But I think there's value to such artists- a legitimate, artistic one. They cleanse and clarify their styles, cause discussion in their scenes, and force listeners to reexamine exactly what they're listening to such music for. Like Cephalotripsy's luscious embrace of the most primitive slam tropes, Lil B's ludicrous and only semi-conscious examination of hip-hop, or even Lady Gaga's conscious, unashamed regurgitation of pop music's greatest moments, bands like the aforementioned force us to think about the music we listen to- not just the music itself, but what it means and why we listen to it. And any artist that can do that is I think one worth the time of listeners.

6 comments:

  1. Fantastic, fantastic post. I love the visual kei movement and adore bands like Versailles. While I've heard a bit of X-Japan, I'll admit I haven't checked them out thoroughly enough. I think your post will finally make me do it in full.

    ReplyDelete
  2. This honestly reminds me more of Ram it Down era Judas Priest more than anything else. It seems like something worth checking out for sure.

    ReplyDelete
  3. I want that mockingbird with the hearts on it.

    ReplyDelete
  4. LOL, never expect x japan in trial by ordeal's post!

    X Japan is the first metal musician i listened to. try Dir en grey's Uroboros, its wild!

    ReplyDelete
  5. while i get a little bit more sketched out on other visual kei metal bands, x-japan is one that everyone can agree on. i mean, i basically only listen to last days of humanity and i still love x-japan.
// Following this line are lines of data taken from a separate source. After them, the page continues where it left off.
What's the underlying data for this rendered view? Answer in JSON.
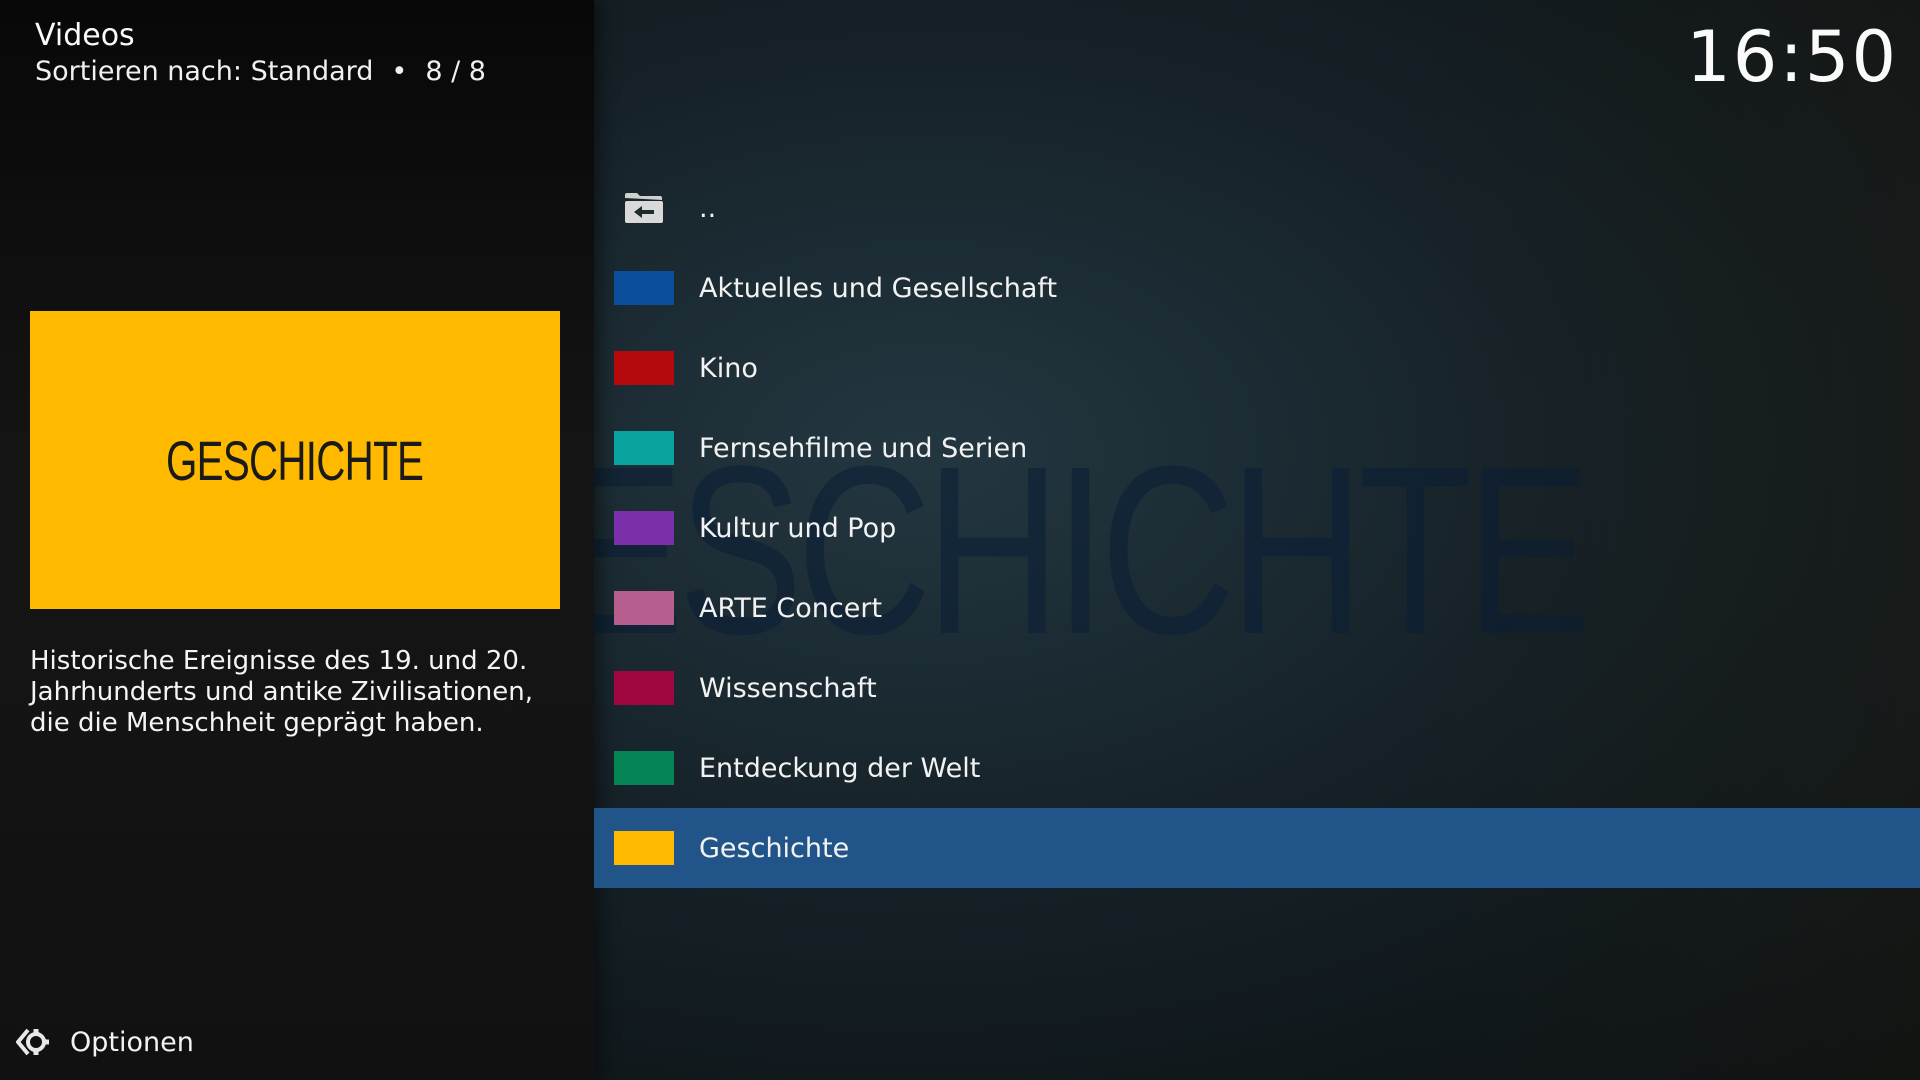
{
  "header": {
    "title": "Videos",
    "sort_label": "Sortieren nach: Standard",
    "separator": "•",
    "count": "8 / 8"
  },
  "clock": "16:50",
  "background": {
    "fanart_text": "GESCHICHTE"
  },
  "poster": {
    "text": "GESCHICHTE",
    "color": "#ffba00"
  },
  "plot": "Historische Ereignisse des 19. und 20. Jahrhunderts und antike Zivilisationen, die die Menschheit geprägt haben.",
  "options": {
    "label": "Optionen",
    "icon": "options-gear-icon"
  },
  "list": {
    "selected_index": 8,
    "items": [
      {
        "label": "..",
        "icon": "folder-back-icon",
        "color": ""
      },
      {
        "label": "Aktuelles und Gesellschaft",
        "color": "#0b4f9a"
      },
      {
        "label": "Kino",
        "color": "#b5090d"
      },
      {
        "label": "Fernsehfilme und Serien",
        "color": "#0aa3a0"
      },
      {
        "label": "Kultur und Pop",
        "color": "#7b2fa8"
      },
      {
        "label": "ARTE Concert",
        "color": "#b65f8f"
      },
      {
        "label": "Wissenschaft",
        "color": "#a0063f"
      },
      {
        "label": "Entdeckung der Welt",
        "color": "#058555"
      },
      {
        "label": "Geschichte",
        "color": "#ffba00"
      }
    ]
  }
}
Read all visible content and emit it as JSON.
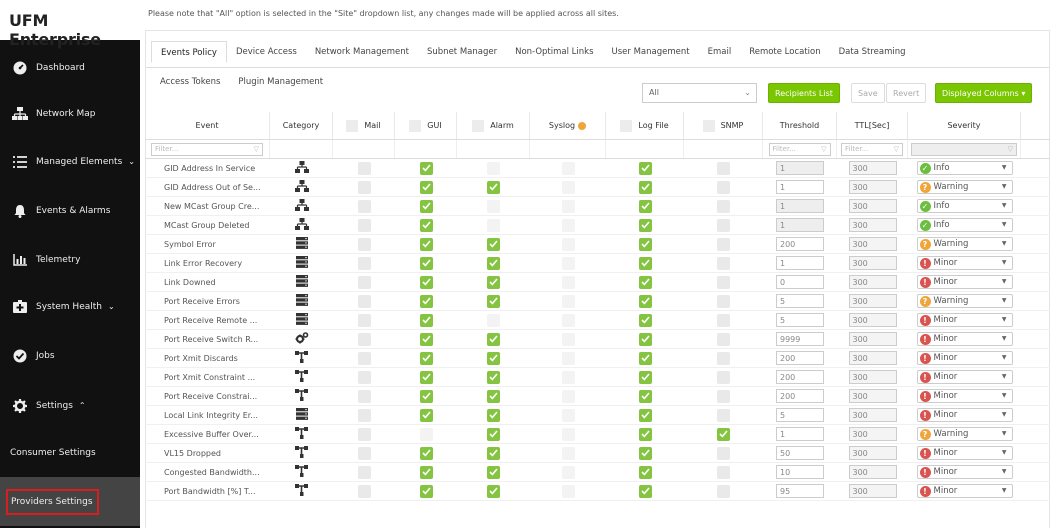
{
  "app": {
    "title": "UFM Enterprise"
  },
  "sidebar": {
    "items": [
      {
        "label": "Dashboard",
        "icon": "dashboard-icon",
        "chevron": ""
      },
      {
        "label": "Network Map",
        "icon": "network-map-icon",
        "chevron": ""
      },
      {
        "label": "Managed Elements",
        "icon": "managed-elements-icon",
        "chevron": "⌄"
      },
      {
        "label": "Events & Alarms",
        "icon": "bell-icon",
        "chevron": ""
      },
      {
        "label": "Telemetry",
        "icon": "telemetry-icon",
        "chevron": ""
      },
      {
        "label": "System Health",
        "icon": "system-health-icon",
        "chevron": "⌄"
      },
      {
        "label": "Jobs",
        "icon": "jobs-icon",
        "chevron": ""
      },
      {
        "label": "Settings",
        "icon": "gear-icon",
        "chevron": "⌃"
      }
    ],
    "sub_items": [
      {
        "label": "Consumer Settings"
      },
      {
        "label": "Providers Settings"
      }
    ]
  },
  "notice": "Please note that \"All\" option is selected in the \"Site\" dropdown list, any changes made will be applied across all sites.",
  "tabs_row1": [
    "Events Policy",
    "Device Access",
    "Network Management",
    "Subnet Manager",
    "Non-Optimal Links",
    "User Management",
    "Email",
    "Remote Location",
    "Data Streaming"
  ],
  "tabs_row2": [
    "Access Tokens",
    "Plugin Management"
  ],
  "toolbar": {
    "site_value": "All",
    "recipients_label": "Recipients List",
    "save_label": "Save",
    "revert_label": "Revert",
    "columns_label": "Displayed Columns ▾"
  },
  "grid": {
    "headers": {
      "event": "Event",
      "category": "Category",
      "mail": "Mail",
      "gui": "GUI",
      "alarm": "Alarm",
      "syslog": "Syslog",
      "logfile": "Log File",
      "snmp": "SNMP",
      "threshold": "Threshold",
      "ttl": "TTL[Sec]",
      "severity": "Severity"
    },
    "filter_placeholder": "Filter...",
    "severity_colors": {
      "Info": "#6cbf3e",
      "Warning": "#f0a53a",
      "Minor": "#d9534f"
    },
    "rows": [
      {
        "event": "GID Address In Service",
        "cat": "network",
        "mail": "off",
        "gui": "on",
        "alarm": "dis",
        "syslog": "dis",
        "log": "on",
        "snmp": "off",
        "thr": "1",
        "thr_ro": true,
        "ttl": "300",
        "sev": "Info"
      },
      {
        "event": "GID Address Out of Se...",
        "cat": "network",
        "mail": "off",
        "gui": "on",
        "alarm": "on",
        "syslog": "dis",
        "log": "on",
        "snmp": "off",
        "thr": "1",
        "thr_ro": false,
        "ttl": "300",
        "sev": "Warning"
      },
      {
        "event": "New MCast Group Cre...",
        "cat": "network",
        "mail": "off",
        "gui": "on",
        "alarm": "dis",
        "syslog": "dis",
        "log": "on",
        "snmp": "off",
        "thr": "1",
        "thr_ro": true,
        "ttl": "300",
        "sev": "Info"
      },
      {
        "event": "MCast Group Deleted",
        "cat": "network",
        "mail": "off",
        "gui": "on",
        "alarm": "dis",
        "syslog": "dis",
        "log": "on",
        "snmp": "off",
        "thr": "1",
        "thr_ro": true,
        "ttl": "300",
        "sev": "Info"
      },
      {
        "event": "Symbol Error",
        "cat": "server",
        "mail": "off",
        "gui": "on",
        "alarm": "on",
        "syslog": "dis",
        "log": "on",
        "snmp": "off",
        "thr": "200",
        "thr_ro": false,
        "ttl": "300",
        "sev": "Warning"
      },
      {
        "event": "Link Error Recovery",
        "cat": "server",
        "mail": "off",
        "gui": "on",
        "alarm": "on",
        "syslog": "dis",
        "log": "on",
        "snmp": "off",
        "thr": "1",
        "thr_ro": false,
        "ttl": "300",
        "sev": "Minor"
      },
      {
        "event": "Link Downed",
        "cat": "server",
        "mail": "off",
        "gui": "on",
        "alarm": "on",
        "syslog": "dis",
        "log": "on",
        "snmp": "off",
        "thr": "0",
        "thr_ro": false,
        "ttl": "300",
        "sev": "Minor"
      },
      {
        "event": "Port Receive Errors",
        "cat": "server",
        "mail": "off",
        "gui": "on",
        "alarm": "on",
        "syslog": "dis",
        "log": "on",
        "snmp": "off",
        "thr": "5",
        "thr_ro": false,
        "ttl": "300",
        "sev": "Warning"
      },
      {
        "event": "Port Receive Remote ...",
        "cat": "server",
        "mail": "off",
        "gui": "on",
        "alarm": "dis",
        "syslog": "dis",
        "log": "on",
        "snmp": "off",
        "thr": "5",
        "thr_ro": false,
        "ttl": "300",
        "sev": "Minor"
      },
      {
        "event": "Port Receive Switch R...",
        "cat": "gears",
        "mail": "off",
        "gui": "on",
        "alarm": "on",
        "syslog": "dis",
        "log": "on",
        "snmp": "off",
        "thr": "9999",
        "thr_ro": false,
        "ttl": "300",
        "sev": "Minor"
      },
      {
        "event": "Port Xmit Discards",
        "cat": "topology",
        "mail": "off",
        "gui": "on",
        "alarm": "on",
        "syslog": "dis",
        "log": "on",
        "snmp": "off",
        "thr": "200",
        "thr_ro": false,
        "ttl": "300",
        "sev": "Minor"
      },
      {
        "event": "Port Xmit Constraint ...",
        "cat": "topology",
        "mail": "off",
        "gui": "on",
        "alarm": "on",
        "syslog": "dis",
        "log": "on",
        "snmp": "off",
        "thr": "200",
        "thr_ro": false,
        "ttl": "300",
        "sev": "Minor"
      },
      {
        "event": "Port Receive Constrai...",
        "cat": "topology",
        "mail": "off",
        "gui": "on",
        "alarm": "on",
        "syslog": "dis",
        "log": "on",
        "snmp": "off",
        "thr": "200",
        "thr_ro": false,
        "ttl": "300",
        "sev": "Minor"
      },
      {
        "event": "Local Link Integrity Er...",
        "cat": "server",
        "mail": "off",
        "gui": "on",
        "alarm": "on",
        "syslog": "dis",
        "log": "on",
        "snmp": "off",
        "thr": "5",
        "thr_ro": false,
        "ttl": "300",
        "sev": "Minor"
      },
      {
        "event": "Excessive Buffer Over...",
        "cat": "topology",
        "mail": "off",
        "gui": "dis",
        "alarm": "on",
        "syslog": "dis",
        "log": "on",
        "snmp": "on",
        "thr": "1",
        "thr_ro": false,
        "ttl": "300",
        "sev": "Warning"
      },
      {
        "event": "VL15 Dropped",
        "cat": "topology",
        "mail": "off",
        "gui": "on",
        "alarm": "on",
        "syslog": "dis",
        "log": "on",
        "snmp": "off",
        "thr": "50",
        "thr_ro": false,
        "ttl": "300",
        "sev": "Minor"
      },
      {
        "event": "Congested Bandwidth...",
        "cat": "topology",
        "mail": "off",
        "gui": "on",
        "alarm": "on",
        "syslog": "dis",
        "log": "on",
        "snmp": "off",
        "thr": "10",
        "thr_ro": false,
        "ttl": "300",
        "sev": "Minor"
      },
      {
        "event": "Port Bandwidth [%] T...",
        "cat": "topology",
        "mail": "off",
        "gui": "on",
        "alarm": "on",
        "syslog": "dis",
        "log": "on",
        "snmp": "off",
        "thr": "95",
        "thr_ro": false,
        "ttl": "300",
        "sev": "Minor"
      }
    ]
  }
}
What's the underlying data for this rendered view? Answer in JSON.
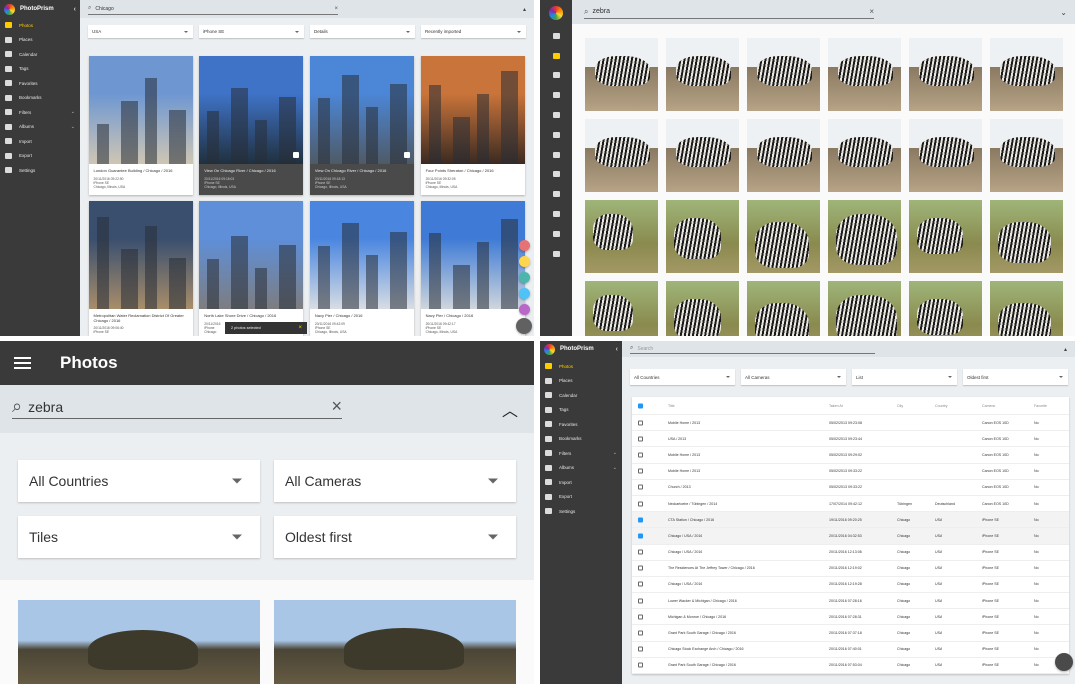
{
  "q1": {
    "brand": "PhotoPrism",
    "nav": [
      {
        "label": "Photos",
        "active": true
      },
      {
        "label": "Places"
      },
      {
        "label": "Calendar"
      },
      {
        "label": "Tags"
      },
      {
        "label": "Favorites"
      },
      {
        "label": "Bookmarks"
      },
      {
        "label": "Filters",
        "chevron": "⌄"
      },
      {
        "label": "Albums",
        "chevron": "⌄"
      },
      {
        "label": "Import"
      },
      {
        "label": "Export"
      },
      {
        "label": "Settings"
      }
    ],
    "search_value": "Chicago",
    "filters": [
      "USA",
      "iPhone SE",
      "Details",
      "Recently imported"
    ],
    "cards": [
      {
        "caption": "London Guarantee Building / Chicago / 2016",
        "meta": [
          "20/11/2016 09:22:50",
          "iPhone SE",
          "Chicago, Illinois, USA"
        ],
        "selected": false,
        "colors": [
          "#6e97d2",
          "#cfc6b4"
        ]
      },
      {
        "caption": "View On Chicago River / Chicago / 2016",
        "meta": [
          "20/11/2016 09:18:03",
          "iPhone SE",
          "Chicago, Illinois, USA"
        ],
        "selected": true,
        "colors": [
          "#3f73c7",
          "#20303e"
        ]
      },
      {
        "caption": "View On Chicago River / Chicago / 2016",
        "meta": [
          "20/11/2016 09:18:13",
          "iPhone SE",
          "Chicago, Illinois, USA"
        ],
        "selected": true,
        "colors": [
          "#4c86d6",
          "#4f5a66"
        ]
      },
      {
        "caption": "Four Points Sheraton / Chicago / 2016",
        "meta": [
          "20/11/2016 09:32:05",
          "iPhone SE",
          "Chicago, Illinois, USA"
        ],
        "selected": false,
        "colors": [
          "#c9743a",
          "#3b2a22"
        ]
      },
      {
        "caption": "Metropolitan Water Reclamation District Of Greater Chicago / 2016",
        "meta": [
          "20/11/2016 09:06:40",
          "iPhone SE"
        ],
        "selected": false,
        "colors": [
          "#3a4f6e",
          "#a88d6a"
        ]
      },
      {
        "caption": "North Lake Shore Drive / Chicago / 2016",
        "meta": [
          "20/11/2016",
          "iPhone",
          "Chicago"
        ],
        "selected": false,
        "colors": [
          "#5f8fd8",
          "#7d7d80"
        ]
      },
      {
        "caption": "Navy Pier / Chicago / 2016",
        "meta": [
          "20/11/2016 09:42:09",
          "iPhone SE",
          "Chicago, Illinois, USA"
        ],
        "selected": false,
        "colors": [
          "#4a86e0",
          "#d8dde3"
        ]
      },
      {
        "caption": "Navy Pier / Chicago / 2016",
        "meta": [
          "20/11/2016 09:42:17",
          "iPhone SE",
          "Chicago, Illinois, USA"
        ],
        "selected": false,
        "colors": [
          "#3f7bd6",
          "#cfd6dc"
        ]
      }
    ],
    "snackbar": "2 photos selected",
    "fab_colors": [
      "#e57373",
      "#ffd54f",
      "#4db6ac",
      "#4fc3f7",
      "#ba68c8",
      "#616161"
    ]
  },
  "q2": {
    "search_value": "zebra"
  },
  "q3": {
    "title": "Photos",
    "search_value": "zebra",
    "filters": [
      "All Countries",
      "All Cameras",
      "Tiles",
      "Oldest first"
    ]
  },
  "q4": {
    "brand": "PhotoPrism",
    "nav": [
      {
        "label": "Photos",
        "active": true
      },
      {
        "label": "Places"
      },
      {
        "label": "Calendar"
      },
      {
        "label": "Tags"
      },
      {
        "label": "Favorites"
      },
      {
        "label": "Bookmarks"
      },
      {
        "label": "Filters",
        "chevron": "⌄"
      },
      {
        "label": "Albums",
        "chevron": "⌄"
      },
      {
        "label": "Import"
      },
      {
        "label": "Export"
      },
      {
        "label": "Settings"
      }
    ],
    "search_placeholder": "Search",
    "filters": [
      "All Countries",
      "All Cameras",
      "List",
      "Oldest first"
    ],
    "columns": [
      "Title",
      "Taken At",
      "City",
      "Country",
      "Camera",
      "Favorite"
    ],
    "rows": [
      {
        "checked": false,
        "cells": [
          "Mobile Home / 2013",
          "05/02/2013 09:23:08",
          "",
          "",
          "Canon EOS 10D",
          "No"
        ]
      },
      {
        "checked": false,
        "cells": [
          "USA / 2013",
          "05/02/2013 09:23:44",
          "",
          "",
          "Canon EOS 10D",
          "No"
        ]
      },
      {
        "checked": false,
        "cells": [
          "Mobile Home / 2013",
          "05/02/2013 09:29:02",
          "",
          "",
          "Canon EOS 10D",
          "No"
        ]
      },
      {
        "checked": false,
        "cells": [
          "Mobile Home / 2013",
          "05/02/2013 09:33:22",
          "",
          "",
          "Canon EOS 10D",
          "No"
        ]
      },
      {
        "checked": false,
        "cells": [
          "Church / 2013",
          "05/02/2013 09:33:22",
          "",
          "",
          "Canon EOS 10D",
          "No"
        ]
      },
      {
        "checked": false,
        "cells": [
          "Neckartoebe / Tübingen / 2014",
          "17/07/2014 09:42:12",
          "Tübingen",
          "Deutschland",
          "Canon EOS 10D",
          "No"
        ]
      },
      {
        "checked": true,
        "cells": [
          "CTA Station / Chicago / 2016",
          "19/11/2016 09:20:25",
          "Chicago",
          "USA",
          "iPhone SE",
          "No"
        ]
      },
      {
        "checked": true,
        "cells": [
          "Chicago / USA / 2016",
          "20/11/2016 04:32:53",
          "Chicago",
          "USA",
          "iPhone SE",
          "No"
        ]
      },
      {
        "checked": false,
        "cells": [
          "Chicago / USA / 2016",
          "20/11/2016 12:13:06",
          "Chicago",
          "USA",
          "iPhone SE",
          "No"
        ]
      },
      {
        "checked": false,
        "cells": [
          "The Residences At The Jeffrey Tower / Chicago / 2016",
          "20/11/2016 12:19:02",
          "Chicago",
          "USA",
          "iPhone SE",
          "No"
        ]
      },
      {
        "checked": false,
        "cells": [
          "Chicago / USA / 2016",
          "20/11/2016 12:19:28",
          "Chicago",
          "USA",
          "iPhone SE",
          "No"
        ]
      },
      {
        "checked": false,
        "cells": [
          "Lower Wacker & Michigan / Chicago / 2016",
          "20/11/2016 07:28:16",
          "Chicago",
          "USA",
          "iPhone SE",
          "No"
        ]
      },
      {
        "checked": false,
        "cells": [
          "Michigan & Monroe / Chicago / 2016",
          "20/11/2016 07:28:31",
          "Chicago",
          "USA",
          "iPhone SE",
          "No"
        ]
      },
      {
        "checked": false,
        "cells": [
          "Grant Park South Garage / Chicago / 2016",
          "20/11/2016 07:37:18",
          "Chicago",
          "USA",
          "iPhone SE",
          "No"
        ]
      },
      {
        "checked": false,
        "cells": [
          "Chicago Stock Exchange Arch / Chicago / 2016",
          "20/11/2016 07:40:01",
          "Chicago",
          "USA",
          "iPhone SE",
          "No"
        ]
      },
      {
        "checked": false,
        "cells": [
          "Grant Park South Garage / Chicago / 2016",
          "20/11/2016 07:53:04",
          "Chicago",
          "USA",
          "iPhone SE",
          "No"
        ]
      }
    ]
  }
}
    ReplyDelete
  6. I think what I like about X Japan is that when they're at the best, they pretty much just sound like someone took the emotional climax of a speed metal ballad (like Heathen's "Open the Grave," but maybe even going farther back in history to "Hallowed Be Thy Name" or even "Bohemian Rhapsody") and made the emotional essence of that moment into a whole album. The slam death and Enmity comparison is very apt.

    ReplyDelete